What this task involves: Throughout the material below, tally the lines containing "problem" and give the total with no accompanying text.
*** Provided data ***
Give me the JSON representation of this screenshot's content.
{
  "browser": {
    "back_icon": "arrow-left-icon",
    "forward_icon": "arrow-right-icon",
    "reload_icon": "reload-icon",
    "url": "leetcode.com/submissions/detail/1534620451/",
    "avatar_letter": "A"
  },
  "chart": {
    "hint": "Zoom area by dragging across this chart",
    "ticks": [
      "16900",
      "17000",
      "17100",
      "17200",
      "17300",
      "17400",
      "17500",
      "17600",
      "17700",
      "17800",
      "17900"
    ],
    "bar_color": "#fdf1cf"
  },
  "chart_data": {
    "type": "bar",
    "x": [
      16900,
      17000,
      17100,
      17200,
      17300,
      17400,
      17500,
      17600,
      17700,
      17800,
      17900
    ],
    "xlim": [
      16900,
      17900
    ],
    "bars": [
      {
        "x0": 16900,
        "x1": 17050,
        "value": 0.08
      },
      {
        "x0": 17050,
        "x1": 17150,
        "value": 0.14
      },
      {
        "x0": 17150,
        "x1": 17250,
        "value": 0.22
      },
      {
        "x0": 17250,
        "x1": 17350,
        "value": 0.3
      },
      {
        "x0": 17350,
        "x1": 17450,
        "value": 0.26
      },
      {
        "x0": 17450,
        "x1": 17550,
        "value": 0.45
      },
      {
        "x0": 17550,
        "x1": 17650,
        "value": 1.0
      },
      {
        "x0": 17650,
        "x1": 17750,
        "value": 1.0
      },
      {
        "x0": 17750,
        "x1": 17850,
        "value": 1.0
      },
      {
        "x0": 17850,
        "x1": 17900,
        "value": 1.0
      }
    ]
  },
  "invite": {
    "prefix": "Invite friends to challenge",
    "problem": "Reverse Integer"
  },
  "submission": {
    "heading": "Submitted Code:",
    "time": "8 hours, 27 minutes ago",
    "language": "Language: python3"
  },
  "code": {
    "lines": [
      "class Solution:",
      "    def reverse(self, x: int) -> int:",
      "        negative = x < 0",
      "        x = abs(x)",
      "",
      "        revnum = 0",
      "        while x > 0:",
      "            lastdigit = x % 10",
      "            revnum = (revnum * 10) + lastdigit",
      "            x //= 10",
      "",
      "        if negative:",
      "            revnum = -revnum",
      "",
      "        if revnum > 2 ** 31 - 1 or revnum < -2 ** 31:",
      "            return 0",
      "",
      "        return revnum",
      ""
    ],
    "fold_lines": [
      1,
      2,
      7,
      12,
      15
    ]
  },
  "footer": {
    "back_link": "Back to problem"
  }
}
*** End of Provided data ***
Response for this exercise: 2